Elegiac memoir of the Tories’ heady heyday in the 1980s among the court of Margaret Thatcher.

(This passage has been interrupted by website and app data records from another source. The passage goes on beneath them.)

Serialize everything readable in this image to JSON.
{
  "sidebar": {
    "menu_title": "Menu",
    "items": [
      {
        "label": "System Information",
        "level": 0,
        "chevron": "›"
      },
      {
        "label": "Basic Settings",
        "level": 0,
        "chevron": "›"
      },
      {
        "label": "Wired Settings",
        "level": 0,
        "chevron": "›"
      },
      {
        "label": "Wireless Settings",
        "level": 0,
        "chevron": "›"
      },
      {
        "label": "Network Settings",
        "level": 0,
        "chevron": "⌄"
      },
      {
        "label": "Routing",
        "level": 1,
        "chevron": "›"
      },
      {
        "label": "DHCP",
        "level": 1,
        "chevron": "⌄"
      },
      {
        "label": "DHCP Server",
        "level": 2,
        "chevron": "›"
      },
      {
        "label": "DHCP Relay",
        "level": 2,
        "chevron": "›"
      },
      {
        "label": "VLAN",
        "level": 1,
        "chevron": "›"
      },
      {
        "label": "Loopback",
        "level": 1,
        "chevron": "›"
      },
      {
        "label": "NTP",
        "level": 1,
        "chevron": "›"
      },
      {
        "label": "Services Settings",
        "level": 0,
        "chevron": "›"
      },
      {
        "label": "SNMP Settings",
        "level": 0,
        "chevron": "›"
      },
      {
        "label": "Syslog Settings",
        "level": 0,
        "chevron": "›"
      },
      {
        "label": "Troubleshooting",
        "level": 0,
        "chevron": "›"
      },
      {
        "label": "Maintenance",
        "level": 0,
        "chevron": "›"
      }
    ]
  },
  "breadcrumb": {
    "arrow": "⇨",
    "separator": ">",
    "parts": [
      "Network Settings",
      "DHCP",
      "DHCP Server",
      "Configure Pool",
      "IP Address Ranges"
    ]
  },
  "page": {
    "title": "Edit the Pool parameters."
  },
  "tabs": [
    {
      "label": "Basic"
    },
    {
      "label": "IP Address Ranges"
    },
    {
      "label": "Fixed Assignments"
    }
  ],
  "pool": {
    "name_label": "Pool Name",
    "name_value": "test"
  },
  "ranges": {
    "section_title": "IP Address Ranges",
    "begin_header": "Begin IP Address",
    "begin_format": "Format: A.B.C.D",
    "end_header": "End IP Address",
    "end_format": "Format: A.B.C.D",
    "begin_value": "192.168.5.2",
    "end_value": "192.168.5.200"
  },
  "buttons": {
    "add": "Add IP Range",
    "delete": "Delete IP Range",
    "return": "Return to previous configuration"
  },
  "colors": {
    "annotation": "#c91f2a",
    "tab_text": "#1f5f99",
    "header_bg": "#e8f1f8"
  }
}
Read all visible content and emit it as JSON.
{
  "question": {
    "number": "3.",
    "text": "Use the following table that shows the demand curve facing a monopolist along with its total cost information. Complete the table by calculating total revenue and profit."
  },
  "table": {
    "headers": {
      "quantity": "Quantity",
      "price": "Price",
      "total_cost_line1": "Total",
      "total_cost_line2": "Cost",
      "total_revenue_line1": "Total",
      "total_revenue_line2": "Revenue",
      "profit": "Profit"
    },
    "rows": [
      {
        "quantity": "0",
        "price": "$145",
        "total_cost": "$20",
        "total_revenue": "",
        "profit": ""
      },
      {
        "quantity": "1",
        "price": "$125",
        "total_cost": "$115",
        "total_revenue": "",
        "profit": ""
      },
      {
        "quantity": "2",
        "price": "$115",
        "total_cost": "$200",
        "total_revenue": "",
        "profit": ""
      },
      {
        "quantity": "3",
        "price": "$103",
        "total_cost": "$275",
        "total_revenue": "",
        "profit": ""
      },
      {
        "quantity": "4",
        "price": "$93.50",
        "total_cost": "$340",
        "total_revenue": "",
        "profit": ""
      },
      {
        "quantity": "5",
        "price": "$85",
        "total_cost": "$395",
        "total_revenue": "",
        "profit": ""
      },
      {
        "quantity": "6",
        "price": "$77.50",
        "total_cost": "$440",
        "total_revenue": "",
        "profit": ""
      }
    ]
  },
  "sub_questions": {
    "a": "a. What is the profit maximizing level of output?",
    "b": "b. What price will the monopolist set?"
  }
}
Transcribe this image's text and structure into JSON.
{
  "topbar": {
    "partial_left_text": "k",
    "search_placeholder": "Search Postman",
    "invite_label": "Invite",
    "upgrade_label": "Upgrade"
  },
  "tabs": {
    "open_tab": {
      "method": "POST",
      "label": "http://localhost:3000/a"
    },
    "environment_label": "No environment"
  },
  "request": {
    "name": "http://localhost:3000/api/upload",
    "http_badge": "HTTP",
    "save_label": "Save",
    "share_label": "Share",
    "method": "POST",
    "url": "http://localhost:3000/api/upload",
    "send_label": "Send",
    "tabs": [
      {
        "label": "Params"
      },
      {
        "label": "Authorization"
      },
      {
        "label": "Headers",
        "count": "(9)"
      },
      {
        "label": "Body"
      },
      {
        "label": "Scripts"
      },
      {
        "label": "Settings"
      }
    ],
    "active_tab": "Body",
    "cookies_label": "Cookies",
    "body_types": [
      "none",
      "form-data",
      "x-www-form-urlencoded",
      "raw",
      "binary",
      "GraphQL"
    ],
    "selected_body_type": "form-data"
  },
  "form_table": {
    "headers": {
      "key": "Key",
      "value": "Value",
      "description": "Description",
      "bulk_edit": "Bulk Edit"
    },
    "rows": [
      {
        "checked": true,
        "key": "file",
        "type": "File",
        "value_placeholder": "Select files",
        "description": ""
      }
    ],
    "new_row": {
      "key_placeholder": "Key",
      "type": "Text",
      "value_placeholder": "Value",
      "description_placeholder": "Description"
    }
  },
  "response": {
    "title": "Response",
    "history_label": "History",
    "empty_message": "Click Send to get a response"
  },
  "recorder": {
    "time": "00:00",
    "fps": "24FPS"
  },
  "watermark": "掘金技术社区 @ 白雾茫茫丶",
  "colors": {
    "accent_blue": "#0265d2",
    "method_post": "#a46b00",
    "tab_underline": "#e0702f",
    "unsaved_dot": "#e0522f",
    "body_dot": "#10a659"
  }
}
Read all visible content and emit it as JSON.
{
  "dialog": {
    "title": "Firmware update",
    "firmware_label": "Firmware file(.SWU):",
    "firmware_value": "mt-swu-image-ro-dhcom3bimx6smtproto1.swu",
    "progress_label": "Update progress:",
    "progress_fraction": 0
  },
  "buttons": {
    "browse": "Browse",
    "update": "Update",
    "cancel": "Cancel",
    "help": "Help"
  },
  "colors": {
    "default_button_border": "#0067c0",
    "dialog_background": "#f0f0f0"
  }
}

When Stothard (Alexandria: The Last Nights of Cleopatra, 2013, etc.), the former editor of the Times Literary Supplement and a devoted classicist, first met Thatcher in 1985, he was still a junior editor at the Times. She was just into her second term as prime minister and was busy cultivating a sycophantic court of powerful men, whom Stothard would soon get to know intimately—specifically, the four “Senecans” of the title who would eventually form a Latin-reading group meeting weekly at a pub in London. Framed somewhat stiltedly as a series of interviews with a young historian, “Miss R,” who was doing a “project” on Thatcher’s era in power, conducted between June and August 2014 as Stothard, then TLS editor, was emptying his office on Thomas More Square in preparation for the company’s move, this memoir celebrates the four now-deceased men—political adviser David Hart, journalist Frank Johnson, playwright and speechwriter Ronald Millar, and playwright Woodrow Wyatt—as versions of Seneca, a Latin writer who became a kind of political speechwriter for the powerful Roman emperor Nero. Seneca, the Stoic whose work partly comprised the group’s Latin lessons at the pub, wrote about everything from exchanging favors to “how to survive in dangerous times, how to live a good life in even the worst of times.” In these interviews, as Stothard and Miss R gaze down on the old newspaper building (in the process of being razed) that had been the site of violent confrontations between the government and the unions during the 1980s, the author contemplates the passing of his brilliant, disputatious friends and mourns an entire era as well as his own youth and newspaper career.
Stothard is certainly a unique stylist, but the structure and mystifying detail of British politics and personalities may be a tough sell for many American readers.